On Thanksgiving Day in 2001 a small rosette-covered ball of fur came to Hawk Creek like a wreaking ball. Nothing was safe from this rambunctious Ocelot kitten as she explored her new home. “Laguna” was the result of overcrowding at another facility after many of their enclosures had been destroyed by a hurricane. In need of a forever home, this endangered wild cat was sent to the Center. We never could have imagined the impact that she would have on all of our lives.

Laguna was an extraordinary wild cat ambassador. As one of the only adult Ocelots in the country that not only was usable for education programs, but LOVED her job as an ambassador, she went everywhere. She thrilled children with her antics at schools as she rolled around in her favorite smell, nutmeg. She left people in awe at her beauty at the American Museum of Natural History and she was a diva on the Rachael Ray Show. On local television spots she would catch a glimpse of herself on the video monitor and would “flirt” with the camera and the stunning cat she saw staring back at her. She was so enthralled being in front of a camera or a group of people that she wouldn’t want to walk off stage, until she was ready of course, then she would get up and walk back to her crate like the professional she was.

Every program she starred in she taught people about the plight of small wild cats, the devastation of their habitat loss, and the vital role they play on this Earth. She instilled in them a sense of hope for the future of wild cats, and most importantly, she created a bond between everyone she met and ocelots. The connection people got from meeting this amazing cat upclose cannot be forged through any other form of education, no book or video can create it.

When Laguna wasn’t busy teaching people, she enjoyed going on adventures with her trainers. She was fascinated with water and loved going in the kayak with Loretta and trying to catch fish. She loved going on walks to explore new places. Tanya even took her over to the new Mill Rd. site to let her get a sneak peak at the new Cat Conservation section where she spent an hour playing in the new wild cat habitats and filming what would be her last T.V. appearance. She gave the new habitats two paws up which made staff even more anxious to move the cats to their new homes.

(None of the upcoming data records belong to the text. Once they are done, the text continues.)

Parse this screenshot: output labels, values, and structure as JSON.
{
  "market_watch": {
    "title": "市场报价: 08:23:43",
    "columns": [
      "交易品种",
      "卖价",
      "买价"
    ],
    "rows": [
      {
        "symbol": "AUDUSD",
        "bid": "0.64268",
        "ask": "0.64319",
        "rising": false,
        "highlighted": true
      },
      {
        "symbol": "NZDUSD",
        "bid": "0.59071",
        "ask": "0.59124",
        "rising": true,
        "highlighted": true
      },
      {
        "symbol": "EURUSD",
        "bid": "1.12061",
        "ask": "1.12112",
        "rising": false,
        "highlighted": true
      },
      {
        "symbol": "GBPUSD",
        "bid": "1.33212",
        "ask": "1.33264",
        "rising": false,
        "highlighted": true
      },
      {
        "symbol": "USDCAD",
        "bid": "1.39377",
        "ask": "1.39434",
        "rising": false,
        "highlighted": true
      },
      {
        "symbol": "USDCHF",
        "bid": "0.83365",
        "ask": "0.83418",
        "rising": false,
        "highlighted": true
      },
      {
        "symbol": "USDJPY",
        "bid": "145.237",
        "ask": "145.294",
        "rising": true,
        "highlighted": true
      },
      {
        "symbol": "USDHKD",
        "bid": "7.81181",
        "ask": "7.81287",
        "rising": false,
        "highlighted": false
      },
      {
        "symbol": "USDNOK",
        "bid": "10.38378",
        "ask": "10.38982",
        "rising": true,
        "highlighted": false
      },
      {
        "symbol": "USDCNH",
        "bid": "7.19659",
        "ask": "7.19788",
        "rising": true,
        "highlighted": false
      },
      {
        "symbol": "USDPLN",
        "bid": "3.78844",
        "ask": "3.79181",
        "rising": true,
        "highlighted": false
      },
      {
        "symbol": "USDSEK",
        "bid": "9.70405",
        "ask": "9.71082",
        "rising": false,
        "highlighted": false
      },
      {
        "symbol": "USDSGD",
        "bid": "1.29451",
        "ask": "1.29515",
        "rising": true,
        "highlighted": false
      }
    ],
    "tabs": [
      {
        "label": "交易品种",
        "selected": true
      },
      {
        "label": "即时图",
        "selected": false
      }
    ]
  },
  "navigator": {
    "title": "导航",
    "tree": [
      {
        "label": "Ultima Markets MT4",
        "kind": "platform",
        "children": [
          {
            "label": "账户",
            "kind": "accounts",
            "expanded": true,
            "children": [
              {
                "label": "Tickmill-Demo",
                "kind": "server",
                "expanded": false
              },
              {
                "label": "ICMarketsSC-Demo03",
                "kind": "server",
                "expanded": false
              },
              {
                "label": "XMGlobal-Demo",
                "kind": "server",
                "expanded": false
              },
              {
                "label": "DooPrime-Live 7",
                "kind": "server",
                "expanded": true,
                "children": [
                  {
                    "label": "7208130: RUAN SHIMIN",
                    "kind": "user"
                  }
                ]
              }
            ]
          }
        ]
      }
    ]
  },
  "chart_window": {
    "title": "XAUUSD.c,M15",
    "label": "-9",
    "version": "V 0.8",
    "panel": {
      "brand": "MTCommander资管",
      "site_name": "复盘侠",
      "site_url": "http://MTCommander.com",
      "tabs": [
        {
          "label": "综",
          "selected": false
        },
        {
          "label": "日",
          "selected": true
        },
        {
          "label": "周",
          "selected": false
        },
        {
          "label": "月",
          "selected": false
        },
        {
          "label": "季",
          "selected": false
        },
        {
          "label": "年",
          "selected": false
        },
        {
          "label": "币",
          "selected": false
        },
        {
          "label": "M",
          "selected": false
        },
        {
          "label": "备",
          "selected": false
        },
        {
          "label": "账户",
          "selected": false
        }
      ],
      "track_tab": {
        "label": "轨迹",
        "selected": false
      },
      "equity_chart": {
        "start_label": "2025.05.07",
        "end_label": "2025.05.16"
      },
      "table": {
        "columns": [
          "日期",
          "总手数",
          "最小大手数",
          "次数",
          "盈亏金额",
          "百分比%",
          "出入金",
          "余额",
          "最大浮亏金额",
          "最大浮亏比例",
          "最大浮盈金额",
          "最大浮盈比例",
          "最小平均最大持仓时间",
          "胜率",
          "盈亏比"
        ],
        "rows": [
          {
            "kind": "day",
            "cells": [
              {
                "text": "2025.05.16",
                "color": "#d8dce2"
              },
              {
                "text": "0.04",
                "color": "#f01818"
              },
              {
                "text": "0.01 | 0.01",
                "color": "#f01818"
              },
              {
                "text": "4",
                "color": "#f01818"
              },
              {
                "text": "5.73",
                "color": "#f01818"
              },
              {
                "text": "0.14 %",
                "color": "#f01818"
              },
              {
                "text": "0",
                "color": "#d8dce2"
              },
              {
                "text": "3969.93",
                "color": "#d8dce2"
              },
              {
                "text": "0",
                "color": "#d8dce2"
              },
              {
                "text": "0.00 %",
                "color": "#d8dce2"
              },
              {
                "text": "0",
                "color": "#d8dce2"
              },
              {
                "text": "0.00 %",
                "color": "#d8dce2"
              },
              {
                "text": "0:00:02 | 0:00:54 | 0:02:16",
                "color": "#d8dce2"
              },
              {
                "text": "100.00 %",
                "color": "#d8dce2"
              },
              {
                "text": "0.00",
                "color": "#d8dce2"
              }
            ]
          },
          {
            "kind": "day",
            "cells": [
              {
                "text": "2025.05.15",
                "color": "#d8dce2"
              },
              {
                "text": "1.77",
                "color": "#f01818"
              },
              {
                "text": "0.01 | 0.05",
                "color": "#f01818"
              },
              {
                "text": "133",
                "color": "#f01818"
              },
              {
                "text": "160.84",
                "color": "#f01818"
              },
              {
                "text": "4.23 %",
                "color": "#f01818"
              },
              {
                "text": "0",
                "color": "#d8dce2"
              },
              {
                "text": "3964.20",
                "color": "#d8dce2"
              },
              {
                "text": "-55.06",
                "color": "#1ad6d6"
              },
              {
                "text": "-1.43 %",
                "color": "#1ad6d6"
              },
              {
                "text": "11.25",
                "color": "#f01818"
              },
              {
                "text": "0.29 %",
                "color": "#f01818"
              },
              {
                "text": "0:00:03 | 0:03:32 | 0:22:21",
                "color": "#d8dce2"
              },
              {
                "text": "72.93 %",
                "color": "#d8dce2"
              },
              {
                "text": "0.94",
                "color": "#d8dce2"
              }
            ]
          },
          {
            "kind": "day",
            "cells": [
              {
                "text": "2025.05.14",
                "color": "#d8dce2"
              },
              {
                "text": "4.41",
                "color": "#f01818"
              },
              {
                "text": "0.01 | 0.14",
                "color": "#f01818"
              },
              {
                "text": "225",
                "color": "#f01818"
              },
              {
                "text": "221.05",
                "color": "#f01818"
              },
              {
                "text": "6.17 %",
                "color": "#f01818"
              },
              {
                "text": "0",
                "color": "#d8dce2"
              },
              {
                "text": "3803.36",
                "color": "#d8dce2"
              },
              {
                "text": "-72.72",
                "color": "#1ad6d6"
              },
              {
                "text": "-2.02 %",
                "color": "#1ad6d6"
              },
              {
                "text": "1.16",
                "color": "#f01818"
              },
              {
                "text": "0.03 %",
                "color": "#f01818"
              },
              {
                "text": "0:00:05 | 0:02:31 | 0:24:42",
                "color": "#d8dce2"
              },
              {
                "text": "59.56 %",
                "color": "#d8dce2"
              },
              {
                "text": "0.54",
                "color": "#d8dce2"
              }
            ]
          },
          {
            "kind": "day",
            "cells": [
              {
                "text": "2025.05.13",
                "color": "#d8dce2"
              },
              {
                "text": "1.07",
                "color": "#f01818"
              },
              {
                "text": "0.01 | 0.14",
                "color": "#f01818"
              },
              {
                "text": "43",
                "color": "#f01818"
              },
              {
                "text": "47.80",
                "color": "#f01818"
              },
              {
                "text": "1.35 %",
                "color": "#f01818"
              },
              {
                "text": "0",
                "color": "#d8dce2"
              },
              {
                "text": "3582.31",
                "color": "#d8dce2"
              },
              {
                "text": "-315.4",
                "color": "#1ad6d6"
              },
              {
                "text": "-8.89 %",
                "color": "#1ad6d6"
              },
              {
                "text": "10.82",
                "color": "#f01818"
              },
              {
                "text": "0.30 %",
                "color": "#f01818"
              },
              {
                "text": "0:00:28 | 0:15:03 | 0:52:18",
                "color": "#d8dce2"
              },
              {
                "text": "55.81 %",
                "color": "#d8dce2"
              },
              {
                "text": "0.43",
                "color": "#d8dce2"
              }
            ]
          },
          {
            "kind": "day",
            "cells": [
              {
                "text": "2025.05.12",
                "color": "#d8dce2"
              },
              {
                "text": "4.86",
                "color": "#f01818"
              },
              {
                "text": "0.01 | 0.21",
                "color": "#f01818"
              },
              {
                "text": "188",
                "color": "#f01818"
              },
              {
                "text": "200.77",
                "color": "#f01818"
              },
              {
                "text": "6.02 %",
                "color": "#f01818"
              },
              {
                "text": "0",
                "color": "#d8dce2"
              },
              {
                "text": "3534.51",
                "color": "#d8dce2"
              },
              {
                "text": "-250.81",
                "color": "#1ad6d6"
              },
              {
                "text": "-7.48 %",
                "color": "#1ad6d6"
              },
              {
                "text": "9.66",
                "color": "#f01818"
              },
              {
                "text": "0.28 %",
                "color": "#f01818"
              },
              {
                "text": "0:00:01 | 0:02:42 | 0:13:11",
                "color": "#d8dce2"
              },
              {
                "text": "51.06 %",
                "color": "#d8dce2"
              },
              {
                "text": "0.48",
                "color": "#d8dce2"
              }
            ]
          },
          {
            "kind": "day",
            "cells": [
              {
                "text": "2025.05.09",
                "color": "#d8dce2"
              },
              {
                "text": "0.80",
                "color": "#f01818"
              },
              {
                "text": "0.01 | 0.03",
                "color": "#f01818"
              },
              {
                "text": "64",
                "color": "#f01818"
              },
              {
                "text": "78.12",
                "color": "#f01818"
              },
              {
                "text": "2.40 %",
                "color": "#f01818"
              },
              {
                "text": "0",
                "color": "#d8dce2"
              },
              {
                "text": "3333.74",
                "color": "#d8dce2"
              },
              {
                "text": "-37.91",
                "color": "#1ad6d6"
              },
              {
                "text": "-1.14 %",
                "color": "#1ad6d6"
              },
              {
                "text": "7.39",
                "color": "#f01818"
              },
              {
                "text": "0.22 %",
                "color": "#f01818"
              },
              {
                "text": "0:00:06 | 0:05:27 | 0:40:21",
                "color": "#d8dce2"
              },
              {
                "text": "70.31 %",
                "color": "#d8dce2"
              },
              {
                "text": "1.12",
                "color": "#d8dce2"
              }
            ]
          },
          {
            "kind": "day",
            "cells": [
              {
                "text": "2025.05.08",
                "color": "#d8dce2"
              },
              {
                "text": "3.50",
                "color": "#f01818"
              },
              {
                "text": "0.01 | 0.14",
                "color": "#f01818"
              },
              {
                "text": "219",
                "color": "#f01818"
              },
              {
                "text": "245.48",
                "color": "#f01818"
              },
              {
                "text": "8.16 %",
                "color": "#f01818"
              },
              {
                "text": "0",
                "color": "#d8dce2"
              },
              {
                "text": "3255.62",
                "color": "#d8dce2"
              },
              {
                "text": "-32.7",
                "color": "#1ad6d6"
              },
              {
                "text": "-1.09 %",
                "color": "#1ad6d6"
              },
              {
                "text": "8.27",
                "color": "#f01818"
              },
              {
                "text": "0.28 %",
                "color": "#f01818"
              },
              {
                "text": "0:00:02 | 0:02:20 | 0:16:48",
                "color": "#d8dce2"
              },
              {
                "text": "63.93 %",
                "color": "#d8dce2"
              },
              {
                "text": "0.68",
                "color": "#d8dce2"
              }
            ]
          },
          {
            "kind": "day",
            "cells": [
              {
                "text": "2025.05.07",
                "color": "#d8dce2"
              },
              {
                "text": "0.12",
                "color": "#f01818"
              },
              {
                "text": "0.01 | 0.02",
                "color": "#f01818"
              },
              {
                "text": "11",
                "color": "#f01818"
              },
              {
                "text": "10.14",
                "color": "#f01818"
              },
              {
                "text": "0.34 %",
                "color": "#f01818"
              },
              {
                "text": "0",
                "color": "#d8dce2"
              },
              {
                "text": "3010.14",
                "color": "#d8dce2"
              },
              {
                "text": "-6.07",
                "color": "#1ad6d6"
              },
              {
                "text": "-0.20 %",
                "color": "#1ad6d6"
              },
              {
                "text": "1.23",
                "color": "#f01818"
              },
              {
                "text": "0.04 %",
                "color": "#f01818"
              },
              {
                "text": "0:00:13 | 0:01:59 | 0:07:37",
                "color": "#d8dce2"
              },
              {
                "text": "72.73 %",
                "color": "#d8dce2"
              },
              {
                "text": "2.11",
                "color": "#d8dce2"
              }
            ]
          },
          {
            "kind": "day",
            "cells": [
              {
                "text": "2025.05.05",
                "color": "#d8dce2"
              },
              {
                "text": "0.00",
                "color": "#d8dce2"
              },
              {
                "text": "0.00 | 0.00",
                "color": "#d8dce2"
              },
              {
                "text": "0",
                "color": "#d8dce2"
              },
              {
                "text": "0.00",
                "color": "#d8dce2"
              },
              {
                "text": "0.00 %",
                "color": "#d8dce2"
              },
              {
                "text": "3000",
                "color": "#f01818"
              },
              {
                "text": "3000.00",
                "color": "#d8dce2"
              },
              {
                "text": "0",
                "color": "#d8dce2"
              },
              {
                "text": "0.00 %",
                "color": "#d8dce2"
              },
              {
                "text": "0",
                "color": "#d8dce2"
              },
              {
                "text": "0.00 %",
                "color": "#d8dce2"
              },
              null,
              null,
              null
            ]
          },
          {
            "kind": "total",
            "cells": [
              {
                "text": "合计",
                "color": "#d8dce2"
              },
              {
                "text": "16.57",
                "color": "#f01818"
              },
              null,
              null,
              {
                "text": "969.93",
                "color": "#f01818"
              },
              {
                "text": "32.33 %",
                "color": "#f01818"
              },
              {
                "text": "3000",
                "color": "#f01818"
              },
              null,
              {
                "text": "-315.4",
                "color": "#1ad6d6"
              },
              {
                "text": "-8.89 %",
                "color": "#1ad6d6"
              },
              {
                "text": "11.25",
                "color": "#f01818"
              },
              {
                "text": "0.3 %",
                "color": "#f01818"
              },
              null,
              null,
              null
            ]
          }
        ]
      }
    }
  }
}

A week later, on Thanksgiving and 14 years to the day after her arrival, Laguna didn’t come out for her breakfast. Tanya found her curled into a ball struggling to breathe. Loretta and Tanya rushed her to Orchard Park Veterinary Medical Center. Laguna allowed staff to get x-rays and start an IV as we worked to raise her body temperature. Her chest x-rays showed that her lungs were a mess with the culprit most likely being cancer. While her heart refused to give up, her lungs simply couldn’t sustain her and she went into respiratory arrest. OPVMC staff got her intubated and breathing again but the brain damage was too severe. The impossible decision to say goodbye was made. She was already gone leaving just her physical body surviving on machines, and that was not a life for her. She will never be forgotten and we will continue to fight for ocelots and other wild cats. We miss you everyday Laguna.

View Laguna’s last news appearance, when she was able to explore and play in what would have been her new home at Mill Rd., here.